The Shipman Mansion, a Second Empire style home, was built around 1869 on the banks of the Delaware River.   It is listed on the New Jersey and federal registers of Historic Places. The Foundation, a 501(c)(3) corporation, is dedicated to educating the public on the architectural, cultural and waterfront history of the Mansion property and surrounding region.

The Shipman Mansion is described in its National Register form as an “exquisite” and “majestic” example of Second Empire freestanding dwelling. The structure exhibits an `L' floor plan, three bays wide on all four sides of the main block, with a kitchen ell of the southeast corner that adds three bays to the east and west elevations.  The main block supports an excellent example of a slightly sloping mansard roof with a short convex curve to the roof edge. Square, fishtail and hexagonal-shaped slates were used for patterned decorative effect to the roof.  Red slate rosettes adorn the roof between the dormers. The kitchen ell features a low mansard to gambrel roof. A pentagonal stair tower is featured on the east façade, and extends the full height of the building. The stair tower roof has as many facets as the tower below, five slopes and one connecting to the house.  The original two-over-two windows on each retain their original shutters with curved tops, to match the arch in the window heads. The front porch, which spans the two western bays of the north façade, provides an ample vantage point from which to view the Delaware River.

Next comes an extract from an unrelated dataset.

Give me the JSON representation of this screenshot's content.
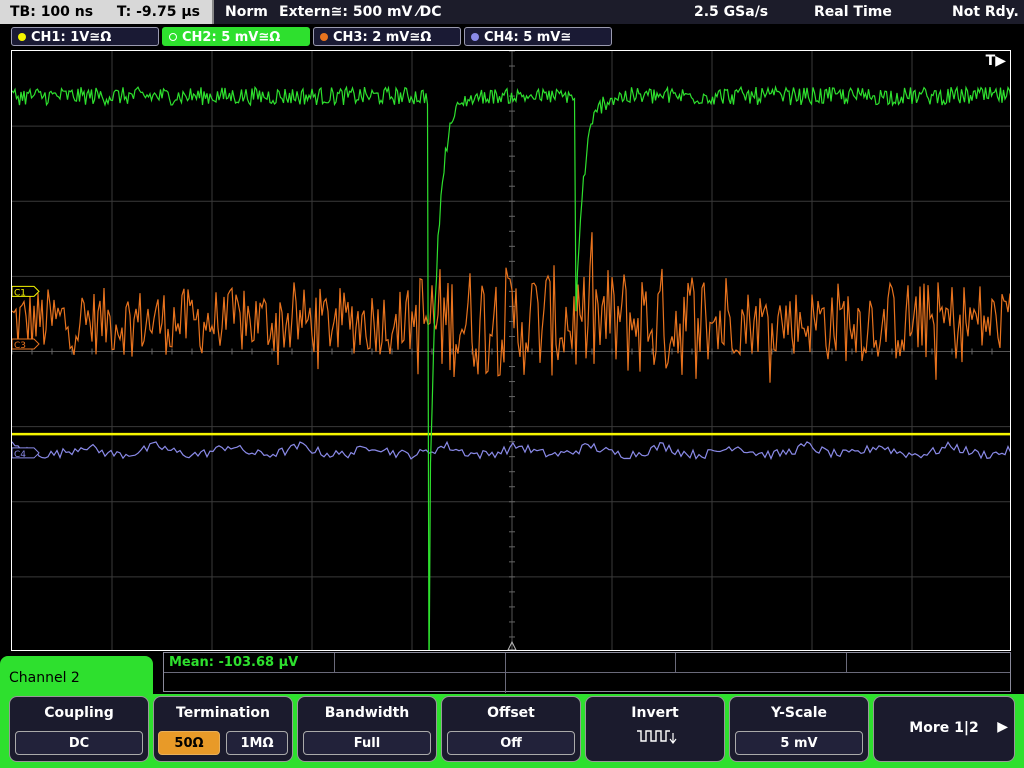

Before moving to the Delaware Valley, Paul Shipman had been associate editor of Kentucky's Louisville Journal and was credited, in about 1860, with writing editorials that kept Kentucky neutral during the Civil War. Alice Shipman was the daughter of Col. W.H. Davidson, a wealthy banker who had business in Kentucky and Illinois; she was also an intimate acquaintance of Mary Todd Lincoln. The Shipmans moved into their new home overlooking the Delaware River in about 1871 upon their return from a two-year tour of Europe. Paul Shipman spent his time at the mansion writing articles for various national magazines. 

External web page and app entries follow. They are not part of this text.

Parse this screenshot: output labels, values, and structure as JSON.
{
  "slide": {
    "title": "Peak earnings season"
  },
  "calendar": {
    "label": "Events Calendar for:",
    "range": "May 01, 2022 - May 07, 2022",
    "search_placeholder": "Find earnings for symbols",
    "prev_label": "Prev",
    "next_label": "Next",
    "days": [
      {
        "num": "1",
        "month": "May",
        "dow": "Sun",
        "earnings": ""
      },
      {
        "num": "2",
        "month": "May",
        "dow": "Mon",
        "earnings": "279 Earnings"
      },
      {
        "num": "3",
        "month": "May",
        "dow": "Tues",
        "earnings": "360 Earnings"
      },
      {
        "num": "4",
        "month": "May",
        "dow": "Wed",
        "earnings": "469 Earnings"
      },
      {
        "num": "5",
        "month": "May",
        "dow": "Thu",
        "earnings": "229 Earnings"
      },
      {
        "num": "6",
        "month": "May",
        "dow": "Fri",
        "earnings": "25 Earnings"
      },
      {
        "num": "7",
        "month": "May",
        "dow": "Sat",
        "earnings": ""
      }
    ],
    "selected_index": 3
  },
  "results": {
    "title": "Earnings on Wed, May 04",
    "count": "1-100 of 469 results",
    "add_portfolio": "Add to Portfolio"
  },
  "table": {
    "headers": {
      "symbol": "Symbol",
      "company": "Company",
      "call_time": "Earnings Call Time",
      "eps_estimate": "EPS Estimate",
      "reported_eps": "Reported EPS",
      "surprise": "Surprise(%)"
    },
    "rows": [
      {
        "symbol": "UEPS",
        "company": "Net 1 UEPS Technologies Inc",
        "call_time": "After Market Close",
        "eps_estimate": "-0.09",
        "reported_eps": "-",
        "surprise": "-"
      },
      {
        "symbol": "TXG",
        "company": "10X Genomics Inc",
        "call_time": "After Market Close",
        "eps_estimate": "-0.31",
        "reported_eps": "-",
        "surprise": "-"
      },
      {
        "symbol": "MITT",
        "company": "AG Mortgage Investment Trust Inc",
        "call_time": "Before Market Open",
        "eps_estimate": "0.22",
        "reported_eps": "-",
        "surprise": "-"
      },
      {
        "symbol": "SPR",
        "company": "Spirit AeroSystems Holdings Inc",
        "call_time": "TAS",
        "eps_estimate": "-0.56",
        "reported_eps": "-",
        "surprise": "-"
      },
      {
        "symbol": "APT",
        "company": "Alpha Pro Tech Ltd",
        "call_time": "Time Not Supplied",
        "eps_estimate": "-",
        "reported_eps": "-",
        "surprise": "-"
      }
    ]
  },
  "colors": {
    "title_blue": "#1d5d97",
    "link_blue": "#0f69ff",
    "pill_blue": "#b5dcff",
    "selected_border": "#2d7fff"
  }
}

Paul and Alice lived in their home until their deaths, two weeks apart, in 1917. The house remained unsold until 1923/1924, when the Red Dragon Canoe Club bought the property as a new clubhouse. One of the oldest surviving active canoe clubs on the Delaware River, the Red Dragon Canoe Club was formed in 1887 in Camden, N.J., and absorbed the Keystone Canoe Club, wich was formed in 1883. After two Camden clubhouses were destroyed by fire, the club moved across the Delaware River, first to Bridesburg and then to Wissinoming, where members rented a mansion and had cottages along the riverbank.  A search committee was formed around the time the Tacony-Palmyra Bridge was being proposed to go through the club property, and in 1922, the committee found the vacant Shipman Mansion in Edgewater Park, N.J. Even as the sale was being negotiated, the club moved into the mansion, and a year later bought the mansion and 4 acres for $8,000. 

During its early years, the club had been known for its members who raced canoes and made hunting and fishing expeditions in the North Woods. Upon its arrival in Edgewater Park, the club evolved into a sailing organization. Its members held regattas, spectacles that filled the river with the white, triangular canvas of scores of small racing sailboats. Several Red Dragon members became national and world champion small boat sailors.

 Contact us at shipmanmansionfoundation@gmail.com